**Task directions**
Give back the entire listing verbatim.

──────── Material provided ────────

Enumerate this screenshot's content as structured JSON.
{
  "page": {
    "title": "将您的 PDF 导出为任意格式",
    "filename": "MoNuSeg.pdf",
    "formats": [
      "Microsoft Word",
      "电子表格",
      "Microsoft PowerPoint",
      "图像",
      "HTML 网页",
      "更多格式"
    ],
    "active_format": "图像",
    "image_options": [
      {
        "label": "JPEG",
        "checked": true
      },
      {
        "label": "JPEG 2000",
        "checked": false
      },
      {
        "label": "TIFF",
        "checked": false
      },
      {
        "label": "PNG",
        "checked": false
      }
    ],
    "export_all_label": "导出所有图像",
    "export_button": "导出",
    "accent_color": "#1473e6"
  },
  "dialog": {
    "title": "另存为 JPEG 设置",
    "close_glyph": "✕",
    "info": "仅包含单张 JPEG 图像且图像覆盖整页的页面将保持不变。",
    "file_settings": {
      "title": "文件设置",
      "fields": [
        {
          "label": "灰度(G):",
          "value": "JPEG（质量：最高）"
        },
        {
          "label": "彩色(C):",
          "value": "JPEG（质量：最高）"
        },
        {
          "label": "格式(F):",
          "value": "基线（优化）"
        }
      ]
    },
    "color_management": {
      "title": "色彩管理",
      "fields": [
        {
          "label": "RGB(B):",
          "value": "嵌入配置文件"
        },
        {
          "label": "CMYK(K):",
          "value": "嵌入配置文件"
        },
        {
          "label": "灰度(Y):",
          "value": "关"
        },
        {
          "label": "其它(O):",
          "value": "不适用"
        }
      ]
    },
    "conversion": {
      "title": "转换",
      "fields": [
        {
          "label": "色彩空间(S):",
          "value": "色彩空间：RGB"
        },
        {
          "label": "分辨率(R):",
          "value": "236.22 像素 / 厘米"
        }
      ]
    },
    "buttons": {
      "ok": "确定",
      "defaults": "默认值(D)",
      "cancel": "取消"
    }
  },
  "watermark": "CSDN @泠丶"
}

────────

**Reply**
Enumerate this screenshot's content as structured JSON.
{
  "page": {
    "title": "将您的 PDF 导出为任意格式",
    "filename": "MoNuSeg.pdf",
    "formats": [
      "Microsoft Word",
      "电子表格",
      "Microsoft PowerPoint",
      "图像",
      "HTML 网页",
      "更多格式"
    ],
    "active_format": "图像",
    "image_options": [
      {
        "label": "JPEG",
        "checked": true
      },
      {
        "label": "JPEG 2000",
        "checked": false
      },
      {
        "label": "TIFF",
        "checked": false
      },
      {
        "label": "PNG",
        "checked": false
      }
    ],
    "export_all_label": "导出所有图像",
    "export_button": "导出",
    "accent_color": "#1473e6"
  },
  "dialog": {
    "title": "另存为 JPEG 设置",
    "close_glyph": "✕",
    "info": "仅包含单张 JPEG 图像且图像覆盖整页的页面将保持不变。",
    "file_settings": {
      "title": "文件设置",
      "fields": [
        {
          "label": "灰度(G):",
          "value": "JPEG（质量：最高）"
        },
        {
          "label": "彩色(C):",
          "value": "JPEG（质量：最高）"
        },
        {
          "label": "格式(F):",
          "value": "基线（优化）"
        }
      ]
    },
    "color_management": {
      "title": "色彩管理",
      "fields": [
        {
          "label": "RGB(B):",
          "value": "嵌入配置文件"
        },
        {
          "label": "CMYK(K):",
          "value": "嵌入配置文件"
        },
        {
          "label": "灰度(Y):",
          "value": "关"
        },
        {
          "label": "其它(O):",
          "value": "不适用"
        }
      ]
    },
    "conversion": {
      "title": "转换",
      "fields": [
        {
          "label": "色彩空间(S):",
          "value": "色彩空间：RGB"
        },
        {
          "label": "分辨率(R):",
          "value": "236.22 像素 / 厘米"
        }
      ]
    },
    "buttons": {
      "ok": "确定",
      "defaults": "默认值(D)",
      "cancel": "取消"
    }
  },
  "watermark": "CSDN @泠丶"
}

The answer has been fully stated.